### YOUR OBJECTIVE:
Whenever a line of the data below holds the string "signal", copy that line.

[AVAILABLE DATA]

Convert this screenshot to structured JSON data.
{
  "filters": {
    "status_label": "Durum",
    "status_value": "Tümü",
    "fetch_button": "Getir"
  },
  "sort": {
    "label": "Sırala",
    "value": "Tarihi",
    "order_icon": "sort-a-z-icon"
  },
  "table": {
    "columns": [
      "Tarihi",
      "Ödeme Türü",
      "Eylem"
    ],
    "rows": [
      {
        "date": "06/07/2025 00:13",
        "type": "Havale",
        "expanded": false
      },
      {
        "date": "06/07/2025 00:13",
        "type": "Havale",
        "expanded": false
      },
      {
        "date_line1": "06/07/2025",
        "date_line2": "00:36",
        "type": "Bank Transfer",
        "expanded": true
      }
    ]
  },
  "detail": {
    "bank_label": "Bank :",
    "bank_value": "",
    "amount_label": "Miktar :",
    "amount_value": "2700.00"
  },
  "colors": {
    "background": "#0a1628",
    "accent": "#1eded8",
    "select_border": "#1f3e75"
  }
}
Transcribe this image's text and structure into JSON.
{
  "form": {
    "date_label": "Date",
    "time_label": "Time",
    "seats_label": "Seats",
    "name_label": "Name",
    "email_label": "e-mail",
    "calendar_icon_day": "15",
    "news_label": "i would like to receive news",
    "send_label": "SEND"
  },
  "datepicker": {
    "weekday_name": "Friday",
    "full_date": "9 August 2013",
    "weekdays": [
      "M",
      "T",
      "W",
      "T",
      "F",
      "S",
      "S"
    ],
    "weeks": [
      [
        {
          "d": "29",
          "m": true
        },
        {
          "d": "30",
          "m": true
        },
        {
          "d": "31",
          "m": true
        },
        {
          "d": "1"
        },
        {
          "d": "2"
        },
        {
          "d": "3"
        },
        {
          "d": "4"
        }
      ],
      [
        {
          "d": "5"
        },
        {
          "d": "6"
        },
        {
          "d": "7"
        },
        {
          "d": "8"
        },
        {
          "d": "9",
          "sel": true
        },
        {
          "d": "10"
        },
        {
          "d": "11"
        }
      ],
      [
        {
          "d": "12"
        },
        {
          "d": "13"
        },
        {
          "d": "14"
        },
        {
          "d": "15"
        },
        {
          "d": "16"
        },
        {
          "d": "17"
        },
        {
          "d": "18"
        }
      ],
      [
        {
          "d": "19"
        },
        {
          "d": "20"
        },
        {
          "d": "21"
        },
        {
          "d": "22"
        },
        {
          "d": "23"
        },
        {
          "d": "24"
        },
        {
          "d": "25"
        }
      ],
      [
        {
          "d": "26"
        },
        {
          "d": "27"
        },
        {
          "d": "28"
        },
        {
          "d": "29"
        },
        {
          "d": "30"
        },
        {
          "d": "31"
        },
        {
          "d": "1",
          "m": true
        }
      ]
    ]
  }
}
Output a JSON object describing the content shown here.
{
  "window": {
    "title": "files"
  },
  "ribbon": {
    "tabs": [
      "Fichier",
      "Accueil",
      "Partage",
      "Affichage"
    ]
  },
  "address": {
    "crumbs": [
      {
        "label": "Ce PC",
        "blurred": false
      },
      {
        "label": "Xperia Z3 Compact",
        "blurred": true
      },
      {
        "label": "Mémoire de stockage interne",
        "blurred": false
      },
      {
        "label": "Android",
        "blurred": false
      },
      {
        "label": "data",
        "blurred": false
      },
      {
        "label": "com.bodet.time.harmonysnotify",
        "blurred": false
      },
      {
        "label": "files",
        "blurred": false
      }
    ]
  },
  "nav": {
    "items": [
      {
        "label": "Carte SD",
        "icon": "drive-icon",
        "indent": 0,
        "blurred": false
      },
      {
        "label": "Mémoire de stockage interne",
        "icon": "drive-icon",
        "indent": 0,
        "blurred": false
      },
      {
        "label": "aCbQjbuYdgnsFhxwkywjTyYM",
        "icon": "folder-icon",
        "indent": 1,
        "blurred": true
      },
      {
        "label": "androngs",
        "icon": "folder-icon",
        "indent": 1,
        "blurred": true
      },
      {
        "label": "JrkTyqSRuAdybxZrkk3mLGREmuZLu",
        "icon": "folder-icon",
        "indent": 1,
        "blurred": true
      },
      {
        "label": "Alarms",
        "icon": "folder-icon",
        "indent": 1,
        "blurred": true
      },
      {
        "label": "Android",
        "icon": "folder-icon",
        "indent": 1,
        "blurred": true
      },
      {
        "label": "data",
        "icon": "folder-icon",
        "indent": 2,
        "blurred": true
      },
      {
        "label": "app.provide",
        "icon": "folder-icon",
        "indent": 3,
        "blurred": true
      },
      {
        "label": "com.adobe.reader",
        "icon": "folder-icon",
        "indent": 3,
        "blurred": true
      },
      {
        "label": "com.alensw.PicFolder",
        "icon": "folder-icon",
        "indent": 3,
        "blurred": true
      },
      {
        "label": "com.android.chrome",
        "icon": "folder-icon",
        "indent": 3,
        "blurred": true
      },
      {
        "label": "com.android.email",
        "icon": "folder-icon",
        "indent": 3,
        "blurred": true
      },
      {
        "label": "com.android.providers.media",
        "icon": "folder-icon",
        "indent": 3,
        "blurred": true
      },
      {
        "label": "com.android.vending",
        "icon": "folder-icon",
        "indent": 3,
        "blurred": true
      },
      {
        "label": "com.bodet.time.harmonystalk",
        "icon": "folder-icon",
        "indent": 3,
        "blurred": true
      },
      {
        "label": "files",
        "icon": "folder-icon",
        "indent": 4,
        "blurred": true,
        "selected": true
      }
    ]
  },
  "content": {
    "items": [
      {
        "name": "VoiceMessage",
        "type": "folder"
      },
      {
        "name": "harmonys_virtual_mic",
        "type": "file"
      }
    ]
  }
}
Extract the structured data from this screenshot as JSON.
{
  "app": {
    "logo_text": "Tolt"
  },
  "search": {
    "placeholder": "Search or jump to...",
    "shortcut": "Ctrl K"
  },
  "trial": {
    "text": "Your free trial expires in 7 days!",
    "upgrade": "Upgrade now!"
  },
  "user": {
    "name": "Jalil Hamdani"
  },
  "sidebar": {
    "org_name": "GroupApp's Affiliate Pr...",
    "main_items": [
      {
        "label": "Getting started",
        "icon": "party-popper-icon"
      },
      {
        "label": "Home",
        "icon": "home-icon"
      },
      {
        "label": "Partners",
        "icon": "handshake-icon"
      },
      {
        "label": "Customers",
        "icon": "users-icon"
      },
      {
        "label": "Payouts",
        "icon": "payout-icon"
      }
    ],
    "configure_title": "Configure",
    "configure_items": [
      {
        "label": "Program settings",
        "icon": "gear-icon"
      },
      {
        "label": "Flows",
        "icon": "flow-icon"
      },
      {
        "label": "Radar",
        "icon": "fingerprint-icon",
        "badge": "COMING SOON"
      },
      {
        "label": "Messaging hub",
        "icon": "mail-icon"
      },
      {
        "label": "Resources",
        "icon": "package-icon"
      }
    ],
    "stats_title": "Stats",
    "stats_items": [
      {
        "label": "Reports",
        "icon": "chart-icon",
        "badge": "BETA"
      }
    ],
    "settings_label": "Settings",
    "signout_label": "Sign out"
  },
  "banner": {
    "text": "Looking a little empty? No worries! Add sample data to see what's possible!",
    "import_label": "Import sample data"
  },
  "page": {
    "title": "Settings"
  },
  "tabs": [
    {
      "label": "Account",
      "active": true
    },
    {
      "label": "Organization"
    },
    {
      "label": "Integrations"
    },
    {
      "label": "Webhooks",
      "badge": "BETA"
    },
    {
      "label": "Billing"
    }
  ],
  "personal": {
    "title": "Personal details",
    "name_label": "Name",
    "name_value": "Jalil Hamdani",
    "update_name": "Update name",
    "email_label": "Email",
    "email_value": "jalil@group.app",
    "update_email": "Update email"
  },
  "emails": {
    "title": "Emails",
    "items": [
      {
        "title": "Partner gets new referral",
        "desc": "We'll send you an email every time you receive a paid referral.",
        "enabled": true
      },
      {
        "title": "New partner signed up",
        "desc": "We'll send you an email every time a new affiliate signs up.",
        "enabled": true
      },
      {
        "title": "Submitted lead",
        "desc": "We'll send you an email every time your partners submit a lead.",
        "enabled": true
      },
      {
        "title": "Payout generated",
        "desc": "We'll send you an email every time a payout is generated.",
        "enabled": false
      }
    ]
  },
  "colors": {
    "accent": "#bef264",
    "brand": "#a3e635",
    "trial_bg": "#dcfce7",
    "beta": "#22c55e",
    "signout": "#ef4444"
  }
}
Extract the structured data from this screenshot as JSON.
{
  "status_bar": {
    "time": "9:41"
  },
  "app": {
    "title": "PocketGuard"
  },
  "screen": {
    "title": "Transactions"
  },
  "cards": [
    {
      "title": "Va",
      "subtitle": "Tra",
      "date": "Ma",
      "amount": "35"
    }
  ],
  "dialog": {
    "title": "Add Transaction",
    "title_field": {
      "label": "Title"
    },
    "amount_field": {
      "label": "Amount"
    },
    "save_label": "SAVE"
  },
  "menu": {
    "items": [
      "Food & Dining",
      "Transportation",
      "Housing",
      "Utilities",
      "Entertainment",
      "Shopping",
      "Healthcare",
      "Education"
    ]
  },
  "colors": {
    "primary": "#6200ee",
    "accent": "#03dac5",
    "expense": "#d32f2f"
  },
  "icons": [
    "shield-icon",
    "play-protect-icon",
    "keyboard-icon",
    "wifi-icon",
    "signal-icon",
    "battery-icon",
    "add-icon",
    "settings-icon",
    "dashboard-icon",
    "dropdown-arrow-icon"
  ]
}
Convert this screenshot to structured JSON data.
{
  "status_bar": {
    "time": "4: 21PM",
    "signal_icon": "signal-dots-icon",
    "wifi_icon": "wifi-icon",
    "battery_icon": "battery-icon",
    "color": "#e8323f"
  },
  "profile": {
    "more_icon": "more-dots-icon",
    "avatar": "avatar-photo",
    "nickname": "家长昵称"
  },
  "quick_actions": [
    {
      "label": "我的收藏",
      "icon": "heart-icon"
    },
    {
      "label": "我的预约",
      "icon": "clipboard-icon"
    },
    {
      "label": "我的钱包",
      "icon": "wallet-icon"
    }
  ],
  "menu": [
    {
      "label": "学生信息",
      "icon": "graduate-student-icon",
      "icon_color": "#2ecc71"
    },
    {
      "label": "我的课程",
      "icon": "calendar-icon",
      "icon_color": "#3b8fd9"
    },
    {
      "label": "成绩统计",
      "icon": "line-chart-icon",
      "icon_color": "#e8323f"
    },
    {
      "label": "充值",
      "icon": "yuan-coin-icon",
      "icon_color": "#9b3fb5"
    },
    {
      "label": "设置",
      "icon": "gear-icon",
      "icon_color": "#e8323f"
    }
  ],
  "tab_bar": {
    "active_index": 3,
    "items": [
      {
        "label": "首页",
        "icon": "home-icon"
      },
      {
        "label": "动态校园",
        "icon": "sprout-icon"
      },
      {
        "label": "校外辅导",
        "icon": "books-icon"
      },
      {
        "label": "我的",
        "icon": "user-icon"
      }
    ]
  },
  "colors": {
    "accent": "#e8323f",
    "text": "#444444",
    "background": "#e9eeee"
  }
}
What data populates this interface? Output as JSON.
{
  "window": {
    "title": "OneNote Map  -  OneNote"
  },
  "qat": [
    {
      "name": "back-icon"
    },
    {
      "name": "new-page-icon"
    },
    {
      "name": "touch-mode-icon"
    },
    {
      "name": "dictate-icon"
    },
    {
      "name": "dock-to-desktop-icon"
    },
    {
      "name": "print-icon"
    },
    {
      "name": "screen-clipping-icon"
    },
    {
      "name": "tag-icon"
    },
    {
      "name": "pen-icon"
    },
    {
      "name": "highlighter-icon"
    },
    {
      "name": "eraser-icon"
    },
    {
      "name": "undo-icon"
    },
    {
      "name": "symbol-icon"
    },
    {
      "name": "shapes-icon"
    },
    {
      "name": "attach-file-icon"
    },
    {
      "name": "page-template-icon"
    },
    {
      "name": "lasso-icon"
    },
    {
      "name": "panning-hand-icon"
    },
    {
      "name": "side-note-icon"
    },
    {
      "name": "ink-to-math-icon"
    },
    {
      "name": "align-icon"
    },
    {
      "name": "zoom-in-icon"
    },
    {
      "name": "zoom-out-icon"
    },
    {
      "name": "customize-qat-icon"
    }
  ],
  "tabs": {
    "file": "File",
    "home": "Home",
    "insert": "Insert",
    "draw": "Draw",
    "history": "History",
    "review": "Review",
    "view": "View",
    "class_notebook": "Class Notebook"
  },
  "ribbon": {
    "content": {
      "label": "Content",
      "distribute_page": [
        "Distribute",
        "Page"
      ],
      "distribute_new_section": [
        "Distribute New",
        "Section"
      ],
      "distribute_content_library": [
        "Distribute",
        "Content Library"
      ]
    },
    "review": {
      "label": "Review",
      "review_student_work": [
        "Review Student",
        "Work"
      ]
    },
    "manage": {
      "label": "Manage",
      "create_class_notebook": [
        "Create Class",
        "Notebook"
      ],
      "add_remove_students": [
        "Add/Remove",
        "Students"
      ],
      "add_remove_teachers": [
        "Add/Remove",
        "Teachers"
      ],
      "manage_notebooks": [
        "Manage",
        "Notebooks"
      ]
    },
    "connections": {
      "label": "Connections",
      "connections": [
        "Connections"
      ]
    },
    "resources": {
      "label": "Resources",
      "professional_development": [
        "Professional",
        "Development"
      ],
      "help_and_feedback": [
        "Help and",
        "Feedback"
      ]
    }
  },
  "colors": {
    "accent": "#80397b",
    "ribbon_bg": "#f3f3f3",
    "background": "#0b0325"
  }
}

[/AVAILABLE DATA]

### REPLY TO THE EXERCISE:
    "signal-icon",
    "signal_icon": "signal-dots-icon",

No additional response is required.